This is article one of a three-article series. The purpose is simple: To help you to be more efficient. Better efficiencies lead to more effectiveness. More effectiveness can result in better productivity. Give these tips a try. You have nothing to lose and everything to gain.
Top 10 Efficiency Tips
Following are 10 tips to help you to be more efficient at work and even in your personal life.
- Check your email three times each day. Otherwise, shut it off so that you can complete other projects and tasks.
- Forget your dog… Checklists are your new best friend. Why try to memorize a process, when you can simply document it using a checklist? This five-column format works best for me: Task number, task (begin each with a verb), person responsible, deadline (month, day and year) and status (done or not applicable).
- Create and utilize annual calendars. If something occurs daily, monthly, quarterly or annually, how do you remember it? Create an Excel spreadsheet with this information and add an automatic prompt for you to check it regularly (at least weekly). You cannot keep this information in your head. You are human – not robotic.
- View emails using “Show as conversations” mode. If you are sorting your emails by person’s name or date, you are working chaotically. Outlook has a way to check your emails that will allow you to save time and your sanity. It’s called conversations. Check it out. It will take you a week or two to get used to it. Once you do, it will change your life.
- Add relevant email trails and meeting handouts to calendar appointments. Who has time to search through email after email searching for meeting handouts? Simply add the items to the calendar appointment. This works for Outlook and Google.
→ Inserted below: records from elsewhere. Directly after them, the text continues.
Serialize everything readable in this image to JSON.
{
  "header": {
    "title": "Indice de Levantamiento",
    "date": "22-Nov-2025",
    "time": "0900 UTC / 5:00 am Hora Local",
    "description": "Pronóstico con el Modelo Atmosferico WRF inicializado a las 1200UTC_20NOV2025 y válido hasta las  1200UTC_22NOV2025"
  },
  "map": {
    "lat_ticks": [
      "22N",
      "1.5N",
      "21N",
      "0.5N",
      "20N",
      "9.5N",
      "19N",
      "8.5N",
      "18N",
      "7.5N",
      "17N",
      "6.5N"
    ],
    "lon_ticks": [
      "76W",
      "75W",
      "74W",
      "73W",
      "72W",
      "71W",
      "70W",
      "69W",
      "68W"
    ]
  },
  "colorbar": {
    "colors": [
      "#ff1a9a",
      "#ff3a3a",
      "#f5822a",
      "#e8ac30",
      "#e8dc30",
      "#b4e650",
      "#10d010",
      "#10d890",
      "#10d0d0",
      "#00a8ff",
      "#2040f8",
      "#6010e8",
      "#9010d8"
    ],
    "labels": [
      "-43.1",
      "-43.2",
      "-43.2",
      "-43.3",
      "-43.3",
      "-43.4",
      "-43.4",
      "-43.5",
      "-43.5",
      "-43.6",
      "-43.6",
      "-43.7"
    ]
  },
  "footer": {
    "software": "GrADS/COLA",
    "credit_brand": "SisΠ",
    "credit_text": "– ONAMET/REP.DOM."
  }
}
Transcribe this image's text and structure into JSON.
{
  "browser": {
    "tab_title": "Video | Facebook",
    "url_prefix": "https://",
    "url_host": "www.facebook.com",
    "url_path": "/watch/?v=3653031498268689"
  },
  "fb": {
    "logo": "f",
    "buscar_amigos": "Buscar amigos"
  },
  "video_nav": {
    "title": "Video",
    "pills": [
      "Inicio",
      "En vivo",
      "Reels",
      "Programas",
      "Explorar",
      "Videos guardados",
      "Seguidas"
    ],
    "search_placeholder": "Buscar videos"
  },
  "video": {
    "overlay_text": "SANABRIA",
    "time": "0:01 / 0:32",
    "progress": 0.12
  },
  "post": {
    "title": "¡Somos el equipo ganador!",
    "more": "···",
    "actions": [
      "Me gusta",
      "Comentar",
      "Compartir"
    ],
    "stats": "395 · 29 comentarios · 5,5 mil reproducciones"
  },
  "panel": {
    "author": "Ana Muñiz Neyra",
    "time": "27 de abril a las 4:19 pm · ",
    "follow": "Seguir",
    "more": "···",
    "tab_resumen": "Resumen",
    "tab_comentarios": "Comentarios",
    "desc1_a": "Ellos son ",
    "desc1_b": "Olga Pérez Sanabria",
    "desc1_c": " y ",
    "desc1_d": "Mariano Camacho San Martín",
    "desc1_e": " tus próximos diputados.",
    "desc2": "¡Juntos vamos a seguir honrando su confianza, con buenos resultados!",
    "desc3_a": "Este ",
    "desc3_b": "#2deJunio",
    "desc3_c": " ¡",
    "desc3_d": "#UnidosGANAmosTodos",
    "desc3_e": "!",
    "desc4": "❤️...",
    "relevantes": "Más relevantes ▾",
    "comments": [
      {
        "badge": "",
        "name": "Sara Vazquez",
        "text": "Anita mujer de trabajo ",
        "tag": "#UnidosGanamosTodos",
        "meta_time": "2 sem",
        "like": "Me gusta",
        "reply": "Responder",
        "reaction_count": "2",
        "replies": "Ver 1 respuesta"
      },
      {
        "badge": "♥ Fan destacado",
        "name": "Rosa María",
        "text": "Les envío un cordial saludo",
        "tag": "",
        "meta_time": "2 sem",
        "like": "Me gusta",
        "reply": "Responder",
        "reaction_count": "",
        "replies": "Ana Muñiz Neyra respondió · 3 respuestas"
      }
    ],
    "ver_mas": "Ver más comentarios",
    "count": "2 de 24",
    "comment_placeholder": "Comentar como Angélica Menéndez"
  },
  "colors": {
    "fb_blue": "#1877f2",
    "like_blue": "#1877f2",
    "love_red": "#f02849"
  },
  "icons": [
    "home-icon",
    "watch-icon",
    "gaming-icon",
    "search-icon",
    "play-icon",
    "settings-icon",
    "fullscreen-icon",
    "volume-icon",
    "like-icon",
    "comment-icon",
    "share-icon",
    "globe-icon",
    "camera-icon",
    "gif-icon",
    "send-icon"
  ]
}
- Use agendas and meeting minute templates. Ensure that meetings you lead and attend have agendas. Agendas help you to maintain professionalism and keep meetings on track. Within three days of a meeting, ensure a recap is distributed to meeting attendees. The recaps should include a list of those who attended and missed the meeting, a summary of the topics discussed and a task list with next steps. The task list should mirror the five-column checklist format described above.
- Edit documents using track changes. When editing and proofreading, use track changes so that you and others can see what was changed. You will love this feature when reading lengthy documents. You should not have to search line by line trying to figure out how a document was modified. You are too busy for that.
- Use shared drives and Google Drives. If you are part of a team, I recommend that you use shared drives and Google drives. Team members should be able to access common documents. Collaboration is key, which is difficult if you cannot access documents that all of you need.
- Implement deadlines. Deadlines are important. We use them to meet commitments and keep organizations running. “As soon as possible” and “at your convenience” are not deadlines. Those phrases mean different things to different people. This is a deadline: “By June 30, 2019.” I prefer for deadlines to be communicated in subject lines of emails. An example is “Approve timesheets – Deadline: Feb. 1, 2019.” You have an action and a complete deadline (month, day and year).
- Utilize a method to track deadlines. There are many ways to track deadlines. Some use the Outlook task list (you can drag and drop emails), some use Word documents and others use accordion files (the pockets are numbered 1 to 31 – one per day of the month). Find the approach that works for you and WORK it. The approach does not matter. What matters is that you track and meet your deadlines so that you will be a blessing to others and not a burden.
What tips do you have?